Welcome to the first of two weekly opportunities to sift through the rummage sale of automotive history, in the hope of uncovering something even vaguely of interest. This week we’re taking a brief look at what Dodge Truck could offer you for the 1990 model year. We’re taking the Ram by the horns and taking a look at the Not-Quite-American Ram 50. This late ’89 brochure deals with the 2nd generation model; having been introduced in 1987, replacing the original 1978 machine.The Ram 50 was supposed to have been replaced by the Dodge Dakota, but in fact it was still in production until 1996. The Dakota was far too big to have been seen as a direct replacement really, mind you, the diddy 50 looks ridiculous parked next to the full-size Ram. Of course, if the Dodge identity didn’t appeal to you, you could plump for the Mitsubishi Mighty Max, which, of course, was the same machine, although the literature tends to play that down a bit. Elsewhere you could buy it as the Mitsubishi L200, the name under which the vehicle was beloved by builders and farmers in the UK, and those who needed an ad-hoc military machine in certain less politically stable parts of the world. “Dodge Ram 50 4×2 is a quick change artist that takes the challenge- whatever you throw at it.” As with so many pickups, the Ram 50 represented a relatively open book as far as features were concerned. The standard off-the-shelf truck didn’t give you much, but optionally you could go for “Sassy body graphics” or outrageously tacky ground effects kits. You could buy your Ram 50 as a regular or a “Sports Cab” with an extension behind the driver for extra interior storage space. “Ram 50 gives you tough-truck features like the double-wall cargo box, power brakes, 2.4 power with electronic ignition” The Ram 50 pretty well matched the then cutting-edge for small trucks across the globe. A double-wall load compartment was a must for preventing external lumps and bumps forming when clobber slides around on the load bed, and car manufacturers had given up boasting about Power Brakes and electronic ignition years before. But they seemed to think it was worth reminding Ram 50 buyers in ’90. Standard motivation on two-wheel drive examples came from a “Dynamic” 2.4 litre four, but if you chose a 4×4 “Power Ram” you’d receive a more exotic 3.0 litre V6, assuming you didn’t go for the base standard wheelbase model, in which case you were still saddled with the 2.4, which would be further burdened by its four-wheel drive. The V6 netted 143 hp, for some reason no power was quoted for the 2.4. Maybe there wasn’t any. Whatever model you went for, if you yearned for more than just a bare-bones package, there was an upscale SE trim or a more luxurious LE line on either 4×2 or 4×4 models. Although the Dodge definition of luxury or comfort was probably different to yours or mine; a clock was still extra-cost even on the SE. However, moving from a bench seat was one notable step forward: “Travel first class. These reclining bucket seats in velour fabrics are trimmed with vinyl and feature new see-through headrests.
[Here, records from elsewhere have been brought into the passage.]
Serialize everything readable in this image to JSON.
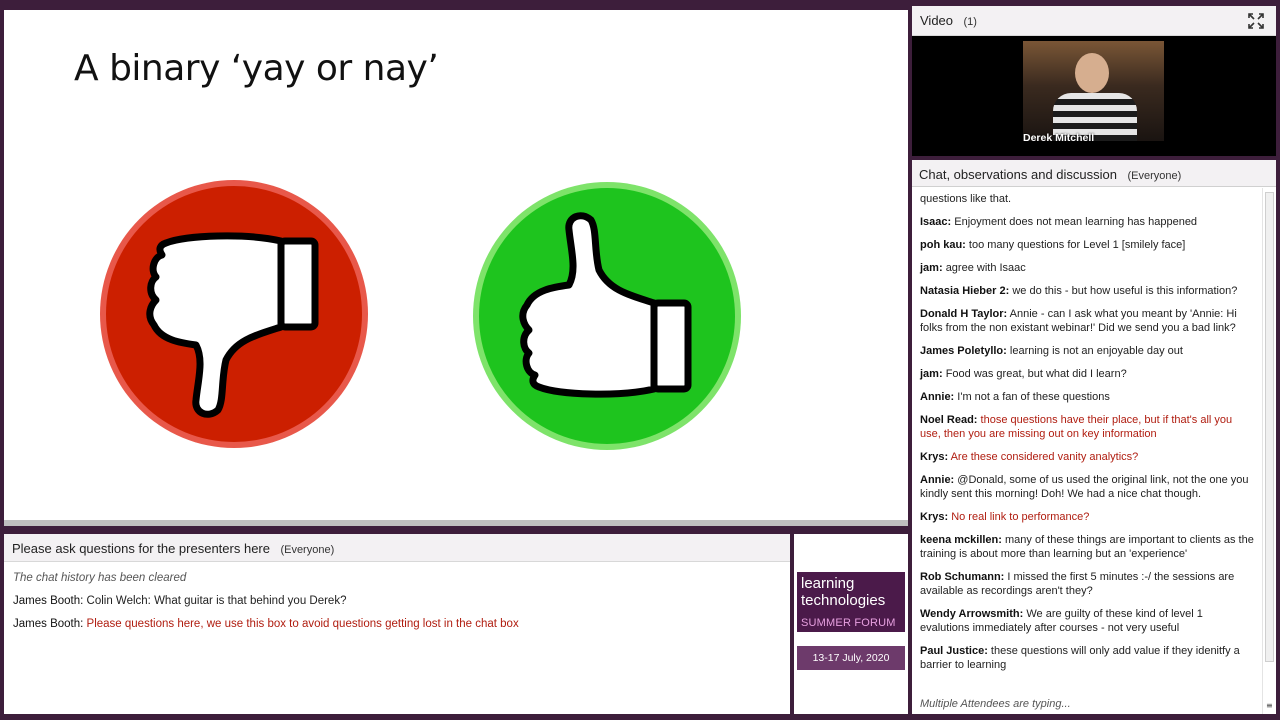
{
  "slide": {
    "title": "A binary ‘yay or nay’",
    "colors": {
      "down_circle": "#cc1f00",
      "down_ring": "#e8584a",
      "up_circle": "#1ec41e",
      "up_ring": "#7ee36a"
    }
  },
  "questions": {
    "title": "Please ask questions for the presenters here",
    "scope": "(Everyone)",
    "cleared": "The chat history has been cleared",
    "messages": [
      {
        "sender": "James Booth:",
        "text": "Colin Welch: What guitar is that behind you Derek?",
        "highlight": false
      },
      {
        "sender": "James Booth:",
        "text": "Please questions here, we use this box to avoid questions getting lost in the chat box",
        "highlight": true
      }
    ]
  },
  "logo": {
    "line1": "learning",
    "line2": "technologies",
    "line3": "SUMMER FORUM",
    "date": "13-17 July, 2020"
  },
  "video": {
    "title": "Video",
    "count": "(1)",
    "presenter_name": "Derek Mitchell"
  },
  "chat": {
    "title": "Chat, observations and discussion",
    "scope": "(Everyone)",
    "messages": [
      {
        "sender": "",
        "text": "questions like that.",
        "highlight": false
      },
      {
        "sender": "Isaac:",
        "text": "Enjoyment does not mean learning has happened",
        "highlight": false
      },
      {
        "sender": "poh kau:",
        "text": "too many questions for Level 1 [smilely face]",
        "highlight": false
      },
      {
        "sender": "jam:",
        "text": "agree with Isaac",
        "highlight": false
      },
      {
        "sender": "Natasia Hieber 2:",
        "text": "we do this - but how useful is this information?",
        "highlight": false
      },
      {
        "sender": "Donald H Taylor:",
        "text": "Annie - can I ask what you meant by 'Annie: Hi folks from the non existant webinar!' Did we send you a bad link?",
        "highlight": false
      },
      {
        "sender": "James Poletyllo:",
        "text": "learning is not an enjoyable day out",
        "highlight": false
      },
      {
        "sender": "jam:",
        "text": "Food was great, but what did I learn?",
        "highlight": false
      },
      {
        "sender": "Annie:",
        "text": "I'm not a fan of these questions",
        "highlight": false
      },
      {
        "sender": "Noel Read:",
        "text": "those questions have their place, but  if that's all you use, then you are missing out on key information",
        "highlight": true
      },
      {
        "sender": "Krys:",
        "text": "Are these  considered vanity analytics?",
        "highlight": true
      },
      {
        "sender": "Annie:",
        "text": "@Donald, some of us used the original link, not the one you kindly sent this morning! Doh! We had a nice chat though.",
        "highlight": false
      },
      {
        "sender": "Krys:",
        "text": "No real link to performance?",
        "highlight": true
      },
      {
        "sender": "keena mckillen:",
        "text": "many of these things are important to clients as the training is about more than learning but an 'experience'",
        "highlight": false
      },
      {
        "sender": "Rob Schumann:",
        "text": "I missed the first 5 minutes :-/ the sessions are available as recordings aren't they?",
        "highlight": false
      },
      {
        "sender": "Wendy Arrowsmith:",
        "text": "We are guilty of these kind of level 1 evalutions immediately after courses - not very useful",
        "highlight": false
      },
      {
        "sender": "Paul Justice:",
        "text": "these questions will only add value if they idenitfy a barrier to learning",
        "highlight": false
      }
    ],
    "typing": "Multiple Attendees are typing..."
  }
}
They’re standard in Ram and Power Ram LE models” You could also have them on an SE if you ordered bucket seats. “Who said off-roading has to be down and dirty?” To be honest, a lot of the spec that could be ticked was pretty alien compared to the configurations found on the L200’s driven by the Cornish hill-farmers. Your lucky Dodge Ram 50 purchaser could have cruise control, air conditioning, not to mention the “racy” tachometer. Furthermore, US buyers had access to a veritable Aladdin’s cave of MOPAR accessories including light bars and off-road lights (which surely you just had to have to complete the rough, tough look) and running boards. Indeed you could specify a car-phone if your stockbroker advised you to spend your bonus on a rebadged Japanese truck. This all said, in this brochure you have to concentrate hard to seek evidence of the Ram 50 being anything but a pure, root-beer supping, ball game viewing, apple pie devouring American, but there it is, in a little panel on the back page; “Ram 50 built by Mitsubishi Motors Corporation”. If you look at the interior photos the stereo equipment fitted carries the Mitsubishi name on it, too. But none of that really mattered. America took both Max and the 50 to heart, and the little Oriental pick-up with the American attitude proved itself to a great many, often young owners. In the UK, nobody really thought of marketing pickups to junior drivers, and I can’t help but think that our motoring landscape might have been more interesting if they had. (Disclaimer: All images are of original manufacturer publicity materials, photographed by me with a camera that doesn’t really like sunlight. Copyright remains property of RAM trucks. Or Fiat)
The Carchive: The 1990 Dodge Ram 50
RoadworkUK is the online persona of Gianni Hirsch, a tall, awkward gentleman with a home office full of gently decomposing paper and a garage full of worthless scrap metal. He lives in the village of Moistly, which is a safe distance from London and is surrounded by enough water and scenery to be interesting. In another life, he has designed, sold, worked on and written about cars in exchange for small quantities of money.